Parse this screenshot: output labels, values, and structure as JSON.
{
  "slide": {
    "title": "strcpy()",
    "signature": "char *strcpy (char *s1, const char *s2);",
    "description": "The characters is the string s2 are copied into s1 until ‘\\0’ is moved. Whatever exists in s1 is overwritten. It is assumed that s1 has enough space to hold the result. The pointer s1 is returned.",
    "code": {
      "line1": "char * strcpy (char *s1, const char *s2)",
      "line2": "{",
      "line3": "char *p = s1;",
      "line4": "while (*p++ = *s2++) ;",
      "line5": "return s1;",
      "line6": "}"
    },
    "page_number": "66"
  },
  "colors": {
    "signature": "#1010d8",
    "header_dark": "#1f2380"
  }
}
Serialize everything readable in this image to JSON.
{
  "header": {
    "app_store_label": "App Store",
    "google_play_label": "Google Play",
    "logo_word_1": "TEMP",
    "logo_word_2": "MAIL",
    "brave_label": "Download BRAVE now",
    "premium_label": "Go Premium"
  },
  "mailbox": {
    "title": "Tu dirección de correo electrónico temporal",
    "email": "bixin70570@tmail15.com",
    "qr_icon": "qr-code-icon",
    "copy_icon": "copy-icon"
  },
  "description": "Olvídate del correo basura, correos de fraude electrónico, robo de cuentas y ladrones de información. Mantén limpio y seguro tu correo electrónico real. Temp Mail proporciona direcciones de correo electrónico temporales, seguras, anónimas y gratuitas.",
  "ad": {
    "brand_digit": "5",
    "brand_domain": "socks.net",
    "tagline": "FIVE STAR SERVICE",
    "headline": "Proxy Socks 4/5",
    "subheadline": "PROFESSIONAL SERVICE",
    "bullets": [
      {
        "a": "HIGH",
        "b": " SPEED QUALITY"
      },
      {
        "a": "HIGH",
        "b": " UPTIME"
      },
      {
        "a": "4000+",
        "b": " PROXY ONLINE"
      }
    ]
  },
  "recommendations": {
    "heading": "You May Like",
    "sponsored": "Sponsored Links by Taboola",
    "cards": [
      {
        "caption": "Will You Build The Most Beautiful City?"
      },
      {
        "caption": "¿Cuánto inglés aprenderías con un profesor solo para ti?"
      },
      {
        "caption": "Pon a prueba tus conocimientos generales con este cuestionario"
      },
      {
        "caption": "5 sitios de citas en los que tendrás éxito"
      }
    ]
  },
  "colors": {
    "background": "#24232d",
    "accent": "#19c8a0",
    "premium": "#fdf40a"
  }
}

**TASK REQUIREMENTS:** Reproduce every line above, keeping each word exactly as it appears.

**ANSWER TO THE PROBLEM:**
Parse this screenshot: output labels, values, and structure as JSON.
{
  "slide": {
    "title": "strcpy()",
    "signature": "char *strcpy (char *s1, const char *s2);",
    "description": "The characters is the string s2 are copied into s1 until ‘\\0’ is moved. Whatever exists in s1 is overwritten. It is assumed that s1 has enough space to hold the result. The pointer s1 is returned.",
    "code": {
      "line1": "char * strcpy (char *s1, const char *s2)",
      "line2": "{",
      "line3": "char *p = s1;",
      "line4": "while (*p++ = *s2++) ;",
      "line5": "return s1;",
      "line6": "}"
    },
    "page_number": "66"
  },
  "colors": {
    "signature": "#1010d8",
    "header_dark": "#1f2380"
  }
}
Serialize everything readable in this image to JSON.
{
  "header": {
    "app_store_label": "App Store",
    "google_play_label": "Google Play",
    "logo_word_1": "TEMP",
    "logo_word_2": "MAIL",
    "brave_label": "Download BRAVE now",
    "premium_label": "Go Premium"
  },
  "mailbox": {
    "title": "Tu dirección de correo electrónico temporal",
    "email": "bixin70570@tmail15.com",
    "qr_icon": "qr-code-icon",
    "copy_icon": "copy-icon"
  },
  "description": "Olvídate del correo basura, correos de fraude electrónico, robo de cuentas y ladrones de información. Mantén limpio y seguro tu correo electrónico real. Temp Mail proporciona direcciones de correo electrónico temporales, seguras, anónimas y gratuitas.",
  "ad": {
    "brand_digit": "5",
    "brand_domain": "socks.net",
    "tagline": "FIVE STAR SERVICE",
    "headline": "Proxy Socks 4/5",
    "subheadline": "PROFESSIONAL SERVICE",
    "bullets": [
      {
        "a": "HIGH",
        "b": " SPEED QUALITY"
      },
      {
        "a": "HIGH",
        "b": " UPTIME"
      },
      {
        "a": "4000+",
        "b": " PROXY ONLINE"
      }
    ]
  },
  "recommendations": {
    "heading": "You May Like",
    "sponsored": "Sponsored Links by Taboola",
    "cards": [
      {
        "caption": "Will You Build The Most Beautiful City?"
      },
      {
        "caption": "¿Cuánto inglés aprenderías con un profesor solo para ti?"
      },
      {
        "caption": "Pon a prueba tus conocimientos generales con este cuestionario"
      },
      {
        "caption": "5 sitios de citas en los que tendrás éxito"
      }
    ]
  },
  "colors": {
    "background": "#24232d",
    "accent": "#19c8a0",
    "premium": "#fdf40a"
  }
}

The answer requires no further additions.